According to Vitalijus Auglys, head of the Lithuanian delegation, the meeting showed once again that major differences remained between the neighboring countries on the application of international standards, cross-border environmental impact assessment (EIA) procedures, transparency, openness and the principles of good neighborliness.
“The Lithuanian and Belarusian delegations differed in their positions not only on EIA procedures, but also on obvious facts,” the ministry said.
“Belarus does not admit that it violated the UN Convention on Environmental Impact Assessment in a Transboundary Context while developing the Astravyets NPP project, even though member countries of the convention stated this during a meeting in 2014,” it said.

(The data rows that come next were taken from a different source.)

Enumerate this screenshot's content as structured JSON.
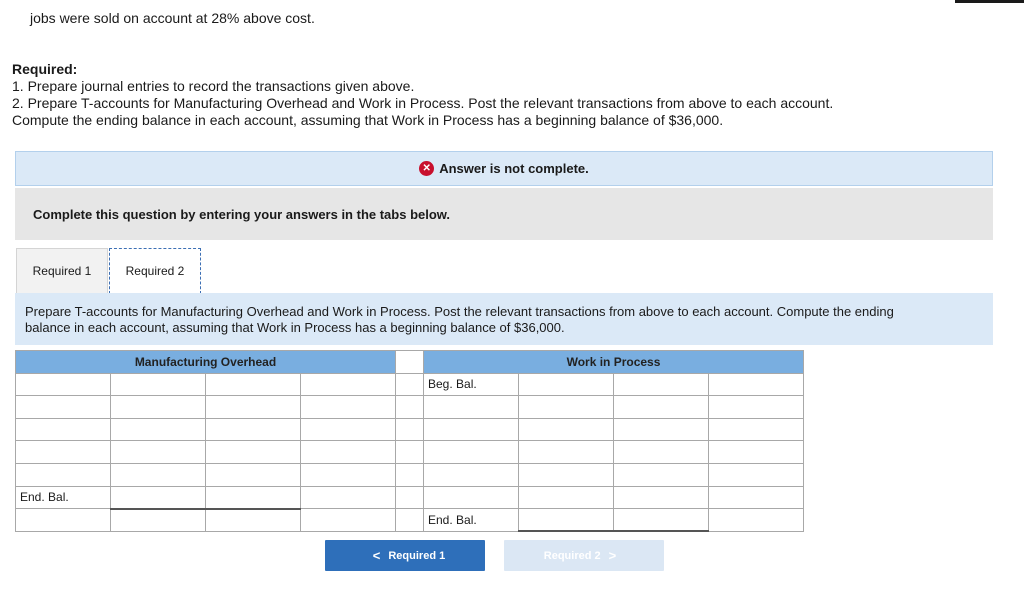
{
  "intro_text": "jobs were sold on account at 28% above cost.",
  "required": {
    "heading": "Required:",
    "line1": "1. Prepare journal entries to record the transactions given above.",
    "line2": "2. Prepare T-accounts for Manufacturing Overhead and Work in Process. Post the relevant transactions from above to each account.",
    "line3": "Compute the ending balance in each account, assuming that Work in Process has a beginning balance of $36,000."
  },
  "answer_banner": {
    "icon": "x-circle-icon",
    "text": "Answer is not complete."
  },
  "instruction": "Complete this question by entering your answers in the tabs below.",
  "tabs": [
    {
      "label": "Required 1",
      "active": false
    },
    {
      "label": "Required 2",
      "active": true
    }
  ],
  "prompt": {
    "line1": "Prepare T-accounts for Manufacturing Overhead and Work in Process. Post the relevant transactions from above to each account. Compute the ending",
    "line2": "balance in each account, assuming that Work in Process has a beginning balance of $36,000."
  },
  "t_accounts": {
    "left_title": "Manufacturing Overhead",
    "right_title": "Work in Process",
    "beg_bal_label": "Beg. Bal.",
    "end_bal_label": "End. Bal."
  },
  "nav": {
    "prev_label": "Required 1",
    "next_label": "Required 2",
    "prev_icon": "chevron-left-icon",
    "next_icon": "chevron-right-icon"
  },
  "colors": {
    "header_blue": "#79aee0",
    "banner_blue": "#dbe9f7",
    "error_red": "#c8102e",
    "button_blue": "#2e6fba",
    "button_disabled": "#dbe7f4"
  }
}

The Lithuanian delegation raised questions about recent incidents in Astravyets and asked Belarus to provide written information about geological, hydrological and seismological surveys on the nuclear power plant site.
Belarus’ delegation was informed about the results of a study, conducted in Lithuania, of potential impacts on the River Neris, whose water will be used to cool the nuclear power plant, and on underground drinking water resources in the event of an accident in Astravyets, the ministry said.
Lithuania is the fiercest critic of the Astravyets project.